For example, suppose a Macro Trader thinks Russia will withhold 100,000+ barrels of oil from production. In that case, he might go long oil futures as a way to play the supply side shock.
Or suppose the S&P 500 is trading over 30x current earnings, the economy is running hot, and consumers are stretched thin, maxing out credit cards and falling behind on loans. The Macro Trader takes that information and uses the futures market to express his views by shorting S&P 500 futures.
There’s no need to overcomplicate what Global Macro Trading is. It’s developing a differentiated view of a specific market, then finding the most appropriate instrument to express that bet.
Of course, you need good macro research to develop those differentiated market views. Let’s address that next.
What is Macro Research?
Individual stock investors research companies by studying their industry’s balance sheets, income statements, cash flow statements, and competitive positioning. They talk to customers, vendors, suppliers, former employees, and anyone who can give them insight into the company’s inner workings.
Global Macro Research is 100x (maybe 1,000x) larger in scope than individual stock research. Which makesThise when you’re scouring the globe and betting on things like currency crises, oil shocks, and stock market crashes.
We simplified Macro Research at Macro Ops by creating the HUD. The HUD is our global macro research dashboard that houses the most relevant (read: high signal, low noise) data for investment decisions. You can check out a screenshot of the HUD below.
The HUD highlights crucial elements of macro research like:
This is the most crucial part of Macro Research. A great macro trader uses all of these inputs to create a range of potential realities.
There are a few ways to obtain this information if you’re not a Macro Ops Collective member. You can get financial data from the Federal Reserve, oil data from OPEC and the US Department of Energy, and agricultural reports from the US Department of Agriculture and the Chicago Board of Trade.
Another great way to research macro is by reading the Financial Times (or FT) and global commodity trade magazines or currency exchange newsletters.
Finally, study the futures markets. It’s where you’ll spend most of your time expressing macro views through futures contracts on stock indices, commodities, precious metals, and more.
By now, you know what Global Macro Trading is and the research tools to find and develop your own views on the world. So how do you get into macro trading?
How To Get Into Global Macro Trading
The first thing you should do is paper trade your newly unboxed Global Macro Trading strategy. Macro trading involves highly leveraged instruments like futures, options, and currencies. You can lose everything if you’re not careful trading these instruments.
By paper trading, you’ll learn the basics of risk management, setting proper stop-losses, identifying profit targets, and the importance of position sizing.
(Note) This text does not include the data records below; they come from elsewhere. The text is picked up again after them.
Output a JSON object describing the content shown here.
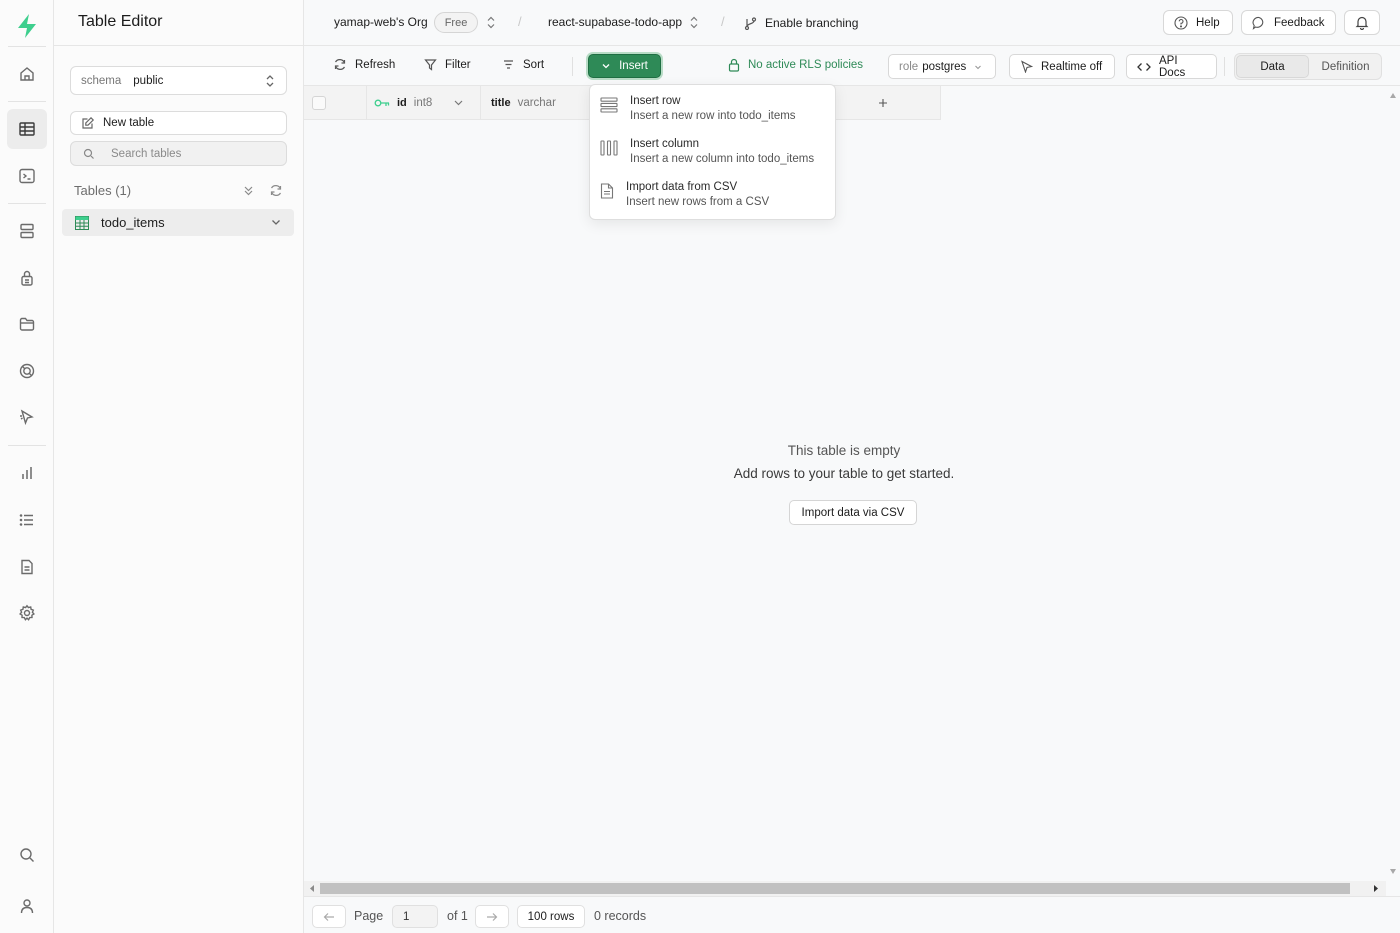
{
  "app": {
    "title": "Table Editor"
  },
  "colors": {
    "brand": "#3ecf8e",
    "accent": "#2e8a57"
  },
  "rail": {
    "items": [
      {
        "name": "home-icon"
      },
      {
        "name": "table-editor-icon"
      },
      {
        "name": "sql-editor-icon"
      },
      {
        "name": "database-icon"
      },
      {
        "name": "auth-icon"
      },
      {
        "name": "storage-icon"
      },
      {
        "name": "edge-functions-icon"
      },
      {
        "name": "realtime-icon"
      },
      {
        "name": "reports-icon"
      },
      {
        "name": "logs-icon"
      },
      {
        "name": "api-docs-icon"
      },
      {
        "name": "settings-icon"
      },
      {
        "name": "search-icon"
      },
      {
        "name": "user-icon"
      }
    ]
  },
  "sidebar": {
    "schema_label": "schema",
    "schema_value": "public",
    "new_table": "New table",
    "search_placeholder": "Search tables",
    "tables_heading": "Tables (1)",
    "tables": [
      {
        "name": "todo_items"
      }
    ]
  },
  "topbar": {
    "org": "yamap-web's Org",
    "plan": "Free",
    "project": "react-supabase-todo-app",
    "branching": "Enable branching",
    "help": "Help",
    "feedback": "Feedback"
  },
  "toolbar": {
    "refresh": "Refresh",
    "filter": "Filter",
    "sort": "Sort",
    "insert": "Insert",
    "rls": "No active RLS policies",
    "role_label": "role",
    "role_value": "postgres",
    "realtime": "Realtime off",
    "api_docs": "API Docs",
    "tab_data": "Data",
    "tab_definition": "Definition"
  },
  "columns": [
    {
      "name": "id",
      "type": "int8"
    },
    {
      "name": "title",
      "type": "varchar"
    }
  ],
  "insert_menu": [
    {
      "title": "Insert row",
      "desc": "Insert a new row into todo_items"
    },
    {
      "title": "Insert column",
      "desc": "Insert a new column into todo_items"
    },
    {
      "title": "Import data from CSV",
      "desc": "Insert new rows from a CSV"
    }
  ],
  "empty_state": {
    "title": "This table is empty",
    "subtitle": "Add rows to your table to get started.",
    "button": "Import data via CSV"
  },
  "footer": {
    "page_label": "Page",
    "page_value": "1",
    "of_pages": "of 1",
    "rows_per_page": "100 rows",
    "records": "0 records"
  }
}
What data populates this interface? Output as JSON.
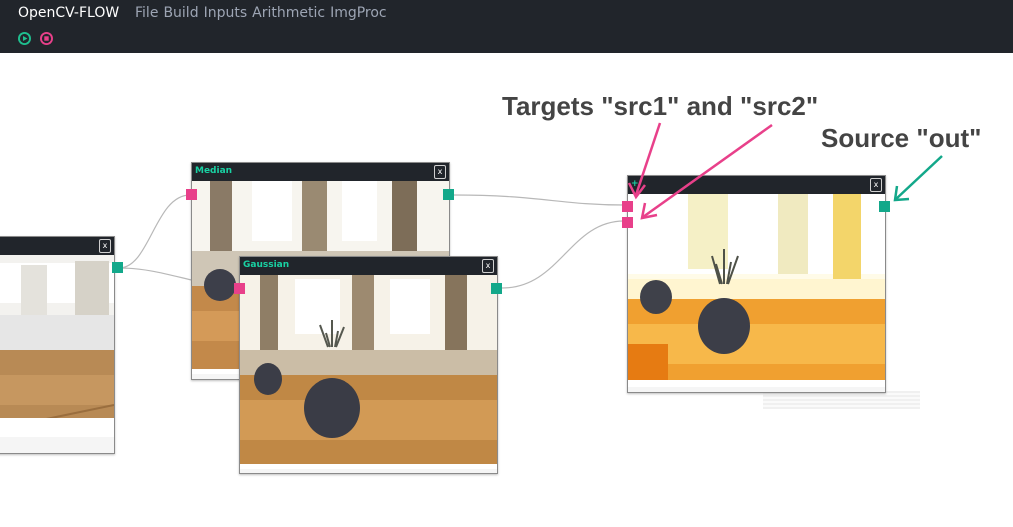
{
  "app": {
    "title": "OpenCV-FLOW",
    "menu": [
      {
        "label": "File"
      },
      {
        "label": "Build"
      },
      {
        "label": "Inputs"
      },
      {
        "label": "Arithmetic"
      },
      {
        "label": "ImgProc"
      }
    ]
  },
  "toolbar": {
    "run_icon": "play-icon",
    "stop_icon": "stop-icon",
    "run_color": "#1fbf8f",
    "stop_color": "#e8408a"
  },
  "nodes": {
    "source": {
      "title": "",
      "close": "x"
    },
    "median": {
      "title": "Median",
      "close": "x"
    },
    "gaussian": {
      "title": "Gaussian",
      "close": "x"
    },
    "add": {
      "title": "+",
      "close": "x"
    }
  },
  "annotations": {
    "targets": "Targets \"src1\" and \"src2\"",
    "source": "Source \"out\""
  },
  "colors": {
    "input_port": "#e8408a",
    "output_port": "#13a88a",
    "node_title": "#19d1a3",
    "header": "#21252b",
    "edge": "#b8b8b8"
  }
}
All without risking any of your actual hard-earned money.
While doing that, join Twitter and follow other global macro traders. Follow us @MacroOps! Join discussions and ask questions.
Global Macro Trading sounds intimidating. Traders are drowning in endless noise with little signal value. It’s no wonder most investors will fail to transition as we enter this new market regime. One that will be dominated by global macro traders and their “go-anywhere” mentality.
Are you ready to become one of the few that make it to the other side?
If so, check out our free global macro trading course below:
Free Global Macro Investing Course
Learn the history, success factors, and analytical frameworks unique to Global Macro Investing. Sign up below for this free video course: